The role of women in the society has been the focal point of sociologists and anthropologists around the world for many years. Women are seen as disadvantaged and most vulnerable in many aspects of life. Unfortunately, this is also reflected in the clinical statistics surrounding sexually transmitted diseases and also in the area of reproductive health.
The number of women living with HIV/AIDS has been on the increase worldwide and Nigeria is no exception. Both the low status of women and gender issues place them at risk. Therefore, more specific and comprehensive interventions are needed to respond to the causes of womenâ€™s vulnerability and risk. Issues that need serious attention include: sexuality, family, culture and empowerment, self-esteem, negotiating skills, violence and interventions in various community settings. The burden of caring for AIDS orphans usually falls on women, thereby creating extra demands on their time and resources, especially in poor families. Efforts to alleviate these consequences especially in poor families are necessary. The vulnerability of women also extends to the case of female sex workers. In many societies, sex work is illegal, resulting in clandestine practices. Nigeria, with a constitution that is silent on sex work is no exception. As a result, sex workers, brothel operators, implementing partners, and even policy makers are uncertain of the legal status of sex work. Nigeria is guided by two legal frameworks: the penal code, which operates in northern Nigeria, and the criminal code which operates in southern Nigeria . Both codes criminalize sex work and therefore hinder advocacy efforts on behalf of workersâ€™ rights. The adoption of the Muslim Sharia law in some parts of northern Nigeria has resulted in sex work going underground or relocating to other, more conducive environments, making it more difficult to reach Female Sex Workers (FSW) with interventions .

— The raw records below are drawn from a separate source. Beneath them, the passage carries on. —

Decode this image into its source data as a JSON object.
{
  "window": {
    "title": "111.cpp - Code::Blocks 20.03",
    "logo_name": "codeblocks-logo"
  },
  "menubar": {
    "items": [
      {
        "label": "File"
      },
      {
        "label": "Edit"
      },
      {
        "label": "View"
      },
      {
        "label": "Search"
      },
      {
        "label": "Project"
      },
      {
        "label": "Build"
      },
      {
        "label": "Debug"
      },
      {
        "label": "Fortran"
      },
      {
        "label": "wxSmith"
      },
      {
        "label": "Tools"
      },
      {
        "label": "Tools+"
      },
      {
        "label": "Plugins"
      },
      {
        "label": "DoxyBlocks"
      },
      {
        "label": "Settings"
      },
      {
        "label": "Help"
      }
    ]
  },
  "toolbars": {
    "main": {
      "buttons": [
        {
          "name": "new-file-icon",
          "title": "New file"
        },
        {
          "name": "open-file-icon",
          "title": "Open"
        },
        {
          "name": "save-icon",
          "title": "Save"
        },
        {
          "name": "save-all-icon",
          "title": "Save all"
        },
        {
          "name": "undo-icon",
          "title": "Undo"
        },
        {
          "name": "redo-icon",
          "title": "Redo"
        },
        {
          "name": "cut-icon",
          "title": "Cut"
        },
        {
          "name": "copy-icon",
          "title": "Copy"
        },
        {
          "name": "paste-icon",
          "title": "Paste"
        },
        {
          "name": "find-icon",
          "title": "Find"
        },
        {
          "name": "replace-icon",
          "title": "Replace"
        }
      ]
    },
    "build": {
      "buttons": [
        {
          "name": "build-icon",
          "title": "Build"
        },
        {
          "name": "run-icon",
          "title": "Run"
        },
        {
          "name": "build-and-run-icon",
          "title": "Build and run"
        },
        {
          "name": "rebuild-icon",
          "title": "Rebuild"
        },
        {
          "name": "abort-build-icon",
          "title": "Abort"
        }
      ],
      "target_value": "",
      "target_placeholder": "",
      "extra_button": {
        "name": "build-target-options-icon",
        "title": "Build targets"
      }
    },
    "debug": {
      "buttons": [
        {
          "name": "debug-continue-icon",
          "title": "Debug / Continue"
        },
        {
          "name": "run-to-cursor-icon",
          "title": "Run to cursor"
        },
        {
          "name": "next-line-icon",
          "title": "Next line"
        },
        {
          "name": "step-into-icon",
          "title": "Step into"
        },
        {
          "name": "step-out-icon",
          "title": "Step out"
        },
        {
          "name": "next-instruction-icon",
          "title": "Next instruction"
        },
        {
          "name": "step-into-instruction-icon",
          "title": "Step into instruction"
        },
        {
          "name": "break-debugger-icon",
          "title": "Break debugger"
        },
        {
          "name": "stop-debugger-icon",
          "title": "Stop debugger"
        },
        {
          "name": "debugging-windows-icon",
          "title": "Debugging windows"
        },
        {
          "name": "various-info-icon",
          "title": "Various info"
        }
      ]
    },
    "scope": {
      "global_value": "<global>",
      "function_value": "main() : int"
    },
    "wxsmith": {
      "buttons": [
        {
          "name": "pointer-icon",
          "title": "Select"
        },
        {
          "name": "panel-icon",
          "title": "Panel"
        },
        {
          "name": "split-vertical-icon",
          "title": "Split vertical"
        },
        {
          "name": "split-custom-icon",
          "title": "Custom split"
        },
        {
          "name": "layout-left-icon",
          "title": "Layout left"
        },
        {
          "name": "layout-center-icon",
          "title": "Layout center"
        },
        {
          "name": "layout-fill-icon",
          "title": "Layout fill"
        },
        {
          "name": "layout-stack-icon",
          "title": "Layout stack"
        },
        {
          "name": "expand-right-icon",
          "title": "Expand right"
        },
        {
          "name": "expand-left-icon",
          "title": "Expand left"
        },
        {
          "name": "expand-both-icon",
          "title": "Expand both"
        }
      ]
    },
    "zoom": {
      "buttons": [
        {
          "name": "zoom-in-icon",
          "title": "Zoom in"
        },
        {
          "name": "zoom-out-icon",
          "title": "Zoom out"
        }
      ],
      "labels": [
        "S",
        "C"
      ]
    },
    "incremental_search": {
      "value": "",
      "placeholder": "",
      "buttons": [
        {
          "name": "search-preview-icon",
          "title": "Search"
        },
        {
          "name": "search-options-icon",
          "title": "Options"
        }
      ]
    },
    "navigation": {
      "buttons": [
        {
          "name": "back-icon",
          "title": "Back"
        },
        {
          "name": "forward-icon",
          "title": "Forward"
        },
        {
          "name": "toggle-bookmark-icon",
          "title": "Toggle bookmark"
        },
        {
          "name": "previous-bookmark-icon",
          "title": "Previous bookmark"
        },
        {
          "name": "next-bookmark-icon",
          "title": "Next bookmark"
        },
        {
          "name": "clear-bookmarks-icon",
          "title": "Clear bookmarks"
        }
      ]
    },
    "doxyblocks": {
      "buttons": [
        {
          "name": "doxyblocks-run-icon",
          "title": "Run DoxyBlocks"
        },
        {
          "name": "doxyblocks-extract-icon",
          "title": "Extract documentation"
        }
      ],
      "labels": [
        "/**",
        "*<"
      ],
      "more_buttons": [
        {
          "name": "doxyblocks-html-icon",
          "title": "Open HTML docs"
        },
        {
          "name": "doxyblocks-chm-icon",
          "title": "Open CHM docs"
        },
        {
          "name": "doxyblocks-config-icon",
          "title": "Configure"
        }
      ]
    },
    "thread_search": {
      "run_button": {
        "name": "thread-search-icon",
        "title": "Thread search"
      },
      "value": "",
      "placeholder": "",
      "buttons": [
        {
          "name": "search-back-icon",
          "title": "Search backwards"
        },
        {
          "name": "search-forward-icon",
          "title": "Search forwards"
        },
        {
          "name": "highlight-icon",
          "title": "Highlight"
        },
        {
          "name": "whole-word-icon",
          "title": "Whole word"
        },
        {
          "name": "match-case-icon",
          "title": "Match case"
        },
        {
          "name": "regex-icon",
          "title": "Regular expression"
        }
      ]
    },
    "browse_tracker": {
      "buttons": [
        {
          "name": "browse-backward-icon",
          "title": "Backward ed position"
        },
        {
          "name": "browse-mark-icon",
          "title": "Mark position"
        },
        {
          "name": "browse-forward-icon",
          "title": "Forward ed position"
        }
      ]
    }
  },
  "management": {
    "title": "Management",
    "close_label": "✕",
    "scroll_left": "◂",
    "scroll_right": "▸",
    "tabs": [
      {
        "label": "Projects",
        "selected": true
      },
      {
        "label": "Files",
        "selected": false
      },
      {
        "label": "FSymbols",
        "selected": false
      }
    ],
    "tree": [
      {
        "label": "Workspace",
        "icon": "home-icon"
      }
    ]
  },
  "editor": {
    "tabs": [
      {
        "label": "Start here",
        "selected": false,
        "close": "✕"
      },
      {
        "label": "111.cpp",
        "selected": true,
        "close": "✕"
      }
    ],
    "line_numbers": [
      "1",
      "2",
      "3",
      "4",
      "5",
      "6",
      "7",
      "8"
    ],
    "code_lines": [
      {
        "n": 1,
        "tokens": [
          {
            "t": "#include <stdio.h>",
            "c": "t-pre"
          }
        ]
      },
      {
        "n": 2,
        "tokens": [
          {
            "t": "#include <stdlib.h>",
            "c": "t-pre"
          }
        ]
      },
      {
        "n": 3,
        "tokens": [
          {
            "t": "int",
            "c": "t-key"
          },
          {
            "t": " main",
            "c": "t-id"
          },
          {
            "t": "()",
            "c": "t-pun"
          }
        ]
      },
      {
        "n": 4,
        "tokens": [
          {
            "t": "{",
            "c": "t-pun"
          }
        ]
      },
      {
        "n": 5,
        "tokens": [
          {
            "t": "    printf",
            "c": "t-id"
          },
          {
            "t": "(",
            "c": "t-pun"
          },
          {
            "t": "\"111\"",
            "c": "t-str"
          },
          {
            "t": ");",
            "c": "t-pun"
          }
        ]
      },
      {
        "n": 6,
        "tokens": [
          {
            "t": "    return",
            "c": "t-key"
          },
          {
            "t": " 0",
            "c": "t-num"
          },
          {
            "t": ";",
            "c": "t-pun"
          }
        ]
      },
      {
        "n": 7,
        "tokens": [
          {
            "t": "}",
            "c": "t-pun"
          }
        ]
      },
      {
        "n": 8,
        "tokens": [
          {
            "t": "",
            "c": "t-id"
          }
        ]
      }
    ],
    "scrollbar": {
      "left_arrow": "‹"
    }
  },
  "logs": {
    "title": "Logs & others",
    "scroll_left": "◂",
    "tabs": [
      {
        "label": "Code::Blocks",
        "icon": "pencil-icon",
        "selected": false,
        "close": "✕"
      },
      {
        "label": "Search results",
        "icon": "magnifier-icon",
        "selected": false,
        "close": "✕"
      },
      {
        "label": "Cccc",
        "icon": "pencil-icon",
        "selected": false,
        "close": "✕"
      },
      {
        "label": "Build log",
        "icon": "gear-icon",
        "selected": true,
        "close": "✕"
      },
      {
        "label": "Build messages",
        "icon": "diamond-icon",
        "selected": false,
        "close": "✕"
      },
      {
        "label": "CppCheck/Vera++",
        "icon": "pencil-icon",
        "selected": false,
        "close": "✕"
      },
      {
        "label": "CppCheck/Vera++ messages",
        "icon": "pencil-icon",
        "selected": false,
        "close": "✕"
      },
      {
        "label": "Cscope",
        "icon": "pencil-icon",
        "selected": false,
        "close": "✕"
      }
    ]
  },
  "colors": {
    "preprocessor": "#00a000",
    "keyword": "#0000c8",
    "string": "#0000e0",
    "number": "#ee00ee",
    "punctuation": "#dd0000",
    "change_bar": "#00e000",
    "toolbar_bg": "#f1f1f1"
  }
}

Female sex workers are characteristically poor, marginalized, and stigmatized. They lack both formal education and empowerment. Frequency of sex with multiple partners place them at high risk of HIV infection, as they often engage in unprotected sex and other risky sexual behaviour. Researches have shown a high and rising HIV prevalence among sex workers who are said to be the major reservoir of HIV infection. In some states, such as Lagos, the rates have increased from 2% in 1988-1989 to 12% in 1990-1991 to a whooping 70% by 1995-1996. A behavioural surveillance report conducted in 2000 reported that knowledge of HIV prevention methods was low among FSWs who also had a low uptake of HIV testing: only 24% reported having had an HIV test and learning the result. The HIV/AIDS crisis has become an added burden to women, and it affects them disproportionately. In discussing female vulnerability to the HIV/AIDS pandemic, Professor Gary Hopkins and colleagues from Loma Linda University, California, also attributed the spread of HIV/AIDS to the dramatic increase in adolescent females engaging in premarital sexual intercourse over the decades studied from 1970. This very much applies to the Nigerian situation. From their study, well over a quarter of girls aged 15-19 admitted to premarital sexual activity with the highest increase in the 15 year old. About 4.5 percent of the 15 year old girls engaged in premarital sex in the 1970â€™s, the figure leaped to 25.6% some two decades later. The same study shows that one in every six young girls in the high school has experienced sexual intercourse with at least five different partners. Similar results were obtained in other research into adolescent sexual behaviour .
Outside youthful sexual activity, rape, especially gang rape is one of the major attitudes carrying the risk of HIV infection . As regards reproductive health, Titi Salaam observes that fertility regulation, STD prevention, child survival and safe motherhood are a dream in Nigeria; this is because of the failure of the Nigerian government to provide free and functional healthcare to the people as a social service among others. In Nigeria, she further observes that not less than 500,000 women die from complications arising from pregnancy and about 200,000 die from abortions. Reproductive health counseling for women and adolescent girls is crucial to overcome these problems